▼

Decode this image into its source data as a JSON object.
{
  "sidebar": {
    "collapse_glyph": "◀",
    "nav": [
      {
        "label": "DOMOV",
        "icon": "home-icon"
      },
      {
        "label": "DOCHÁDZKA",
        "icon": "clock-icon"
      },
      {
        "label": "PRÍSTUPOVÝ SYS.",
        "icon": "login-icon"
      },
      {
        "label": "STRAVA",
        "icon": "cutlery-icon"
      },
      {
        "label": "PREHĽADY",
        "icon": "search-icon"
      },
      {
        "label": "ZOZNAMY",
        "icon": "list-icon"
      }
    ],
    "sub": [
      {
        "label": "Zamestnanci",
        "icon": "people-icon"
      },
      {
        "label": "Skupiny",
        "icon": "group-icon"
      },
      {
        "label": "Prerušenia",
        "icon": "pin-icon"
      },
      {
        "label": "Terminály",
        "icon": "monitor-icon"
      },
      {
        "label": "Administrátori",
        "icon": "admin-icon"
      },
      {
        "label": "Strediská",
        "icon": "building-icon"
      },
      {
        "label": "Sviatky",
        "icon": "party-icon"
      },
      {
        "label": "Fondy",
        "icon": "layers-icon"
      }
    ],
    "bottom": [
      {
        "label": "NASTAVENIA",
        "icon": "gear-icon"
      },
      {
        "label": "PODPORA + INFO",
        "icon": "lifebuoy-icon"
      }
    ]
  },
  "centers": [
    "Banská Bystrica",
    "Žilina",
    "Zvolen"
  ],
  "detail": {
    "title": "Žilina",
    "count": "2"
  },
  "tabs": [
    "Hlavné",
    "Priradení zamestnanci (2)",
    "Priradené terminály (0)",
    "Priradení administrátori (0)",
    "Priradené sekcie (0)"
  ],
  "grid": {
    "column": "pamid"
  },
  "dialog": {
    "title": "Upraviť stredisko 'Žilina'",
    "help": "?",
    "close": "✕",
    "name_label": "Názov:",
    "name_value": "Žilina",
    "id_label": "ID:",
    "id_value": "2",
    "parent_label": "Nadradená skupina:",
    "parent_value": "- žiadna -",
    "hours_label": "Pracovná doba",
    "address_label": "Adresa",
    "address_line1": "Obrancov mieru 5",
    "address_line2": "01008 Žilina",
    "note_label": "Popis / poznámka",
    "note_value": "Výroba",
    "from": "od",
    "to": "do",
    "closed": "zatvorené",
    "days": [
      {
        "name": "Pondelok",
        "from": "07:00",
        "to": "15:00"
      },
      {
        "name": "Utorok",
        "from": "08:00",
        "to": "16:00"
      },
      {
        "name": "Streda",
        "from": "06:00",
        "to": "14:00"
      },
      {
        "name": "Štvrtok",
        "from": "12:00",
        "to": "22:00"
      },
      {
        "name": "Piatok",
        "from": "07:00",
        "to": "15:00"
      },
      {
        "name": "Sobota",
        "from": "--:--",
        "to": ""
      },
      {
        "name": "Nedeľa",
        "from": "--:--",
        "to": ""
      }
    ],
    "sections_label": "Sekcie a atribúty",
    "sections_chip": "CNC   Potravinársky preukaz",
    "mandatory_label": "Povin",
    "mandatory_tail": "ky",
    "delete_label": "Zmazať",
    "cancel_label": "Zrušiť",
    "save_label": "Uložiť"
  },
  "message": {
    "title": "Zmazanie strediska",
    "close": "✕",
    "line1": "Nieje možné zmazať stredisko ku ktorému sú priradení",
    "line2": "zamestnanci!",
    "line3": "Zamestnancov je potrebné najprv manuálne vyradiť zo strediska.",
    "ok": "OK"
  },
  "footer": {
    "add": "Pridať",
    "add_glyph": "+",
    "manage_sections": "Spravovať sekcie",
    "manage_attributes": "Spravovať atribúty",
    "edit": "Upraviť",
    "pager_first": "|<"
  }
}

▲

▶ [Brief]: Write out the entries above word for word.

▶ [Written response]:
Decode this image into its source data as a JSON object.
{
  "sidebar": {
    "collapse_glyph": "◀",
    "nav": [
      {
        "label": "DOMOV",
        "icon": "home-icon"
      },
      {
        "label": "DOCHÁDZKA",
        "icon": "clock-icon"
      },
      {
        "label": "PRÍSTUPOVÝ SYS.",
        "icon": "login-icon"
      },
      {
        "label": "STRAVA",
        "icon": "cutlery-icon"
      },
      {
        "label": "PREHĽADY",
        "icon": "search-icon"
      },
      {
        "label": "ZOZNAMY",
        "icon": "list-icon"
      }
    ],
    "sub": [
      {
        "label": "Zamestnanci",
        "icon": "people-icon"
      },
      {
        "label": "Skupiny",
        "icon": "group-icon"
      },
      {
        "label": "Prerušenia",
        "icon": "pin-icon"
      },
      {
        "label": "Terminály",
        "icon": "monitor-icon"
      },
      {
        "label": "Administrátori",
        "icon": "admin-icon"
      },
      {
        "label": "Strediská",
        "icon": "building-icon"
      },
      {
        "label": "Sviatky",
        "icon": "party-icon"
      },
      {
        "label": "Fondy",
        "icon": "layers-icon"
      }
    ],
    "bottom": [
      {
        "label": "NASTAVENIA",
        "icon": "gear-icon"
      },
      {
        "label": "PODPORA + INFO",
        "icon": "lifebuoy-icon"
      }
    ]
  },
  "centers": [
    "Banská Bystrica",
    "Žilina",
    "Zvolen"
  ],
  "detail": {
    "title": "Žilina",
    "count": "2"
  },
  "tabs": [
    "Hlavné",
    "Priradení zamestnanci (2)",
    "Priradené terminály (0)",
    "Priradení administrátori (0)",
    "Priradené sekcie (0)"
  ],
  "grid": {
    "column": "pamid"
  },
  "dialog": {
    "title": "Upraviť stredisko 'Žilina'",
    "help": "?",
    "close": "✕",
    "name_label": "Názov:",
    "name_value": "Žilina",
    "id_label": "ID:",
    "id_value": "2",
    "parent_label": "Nadradená skupina:",
    "parent_value": "- žiadna -",
    "hours_label": "Pracovná doba",
    "address_label": "Adresa",
    "address_line1": "Obrancov mieru 5",
    "address_line2": "01008 Žilina",
    "note_label": "Popis / poznámka",
    "note_value": "Výroba",
    "from": "od",
    "to": "do",
    "closed": "zatvorené",
    "days": [
      {
        "name": "Pondelok",
        "from": "07:00",
        "to": "15:00"
      },
      {
        "name": "Utorok",
        "from": "08:00",
        "to": "16:00"
      },
      {
        "name": "Streda",
        "from": "06:00",
        "to": "14:00"
      },
      {
        "name": "Štvrtok",
        "from": "12:00",
        "to": "22:00"
      },
      {
        "name": "Piatok",
        "from": "07:00",
        "to": "15:00"
      },
      {
        "name": "Sobota",
        "from": "--:--",
        "to": ""
      },
      {
        "name": "Nedeľa",
        "from": "--:--",
        "to": ""
      }
    ],
    "sections_label": "Sekcie a atribúty",
    "sections_chip": "CNC   Potravinársky preukaz",
    "mandatory_label": "Povin",
    "mandatory_tail": "ky",
    "delete_label": "Zmazať",
    "cancel_label": "Zrušiť",
    "save_label": "Uložiť"
  },
  "message": {
    "title": "Zmazanie strediska",
    "close": "✕",
    "line1": "Nieje možné zmazať stredisko ku ktorému sú priradení",
    "line2": "zamestnanci!",
    "line3": "Zamestnancov je potrebné najprv manuálne vyradiť zo strediska.",
    "ok": "OK"
  },
  "footer": {
    "add": "Pridať",
    "add_glyph": "+",
    "manage_sections": "Spravovať sekcie",
    "manage_attributes": "Spravovať atribúty",
    "edit": "Upraviť",
    "pager_first": "|<"
  }
}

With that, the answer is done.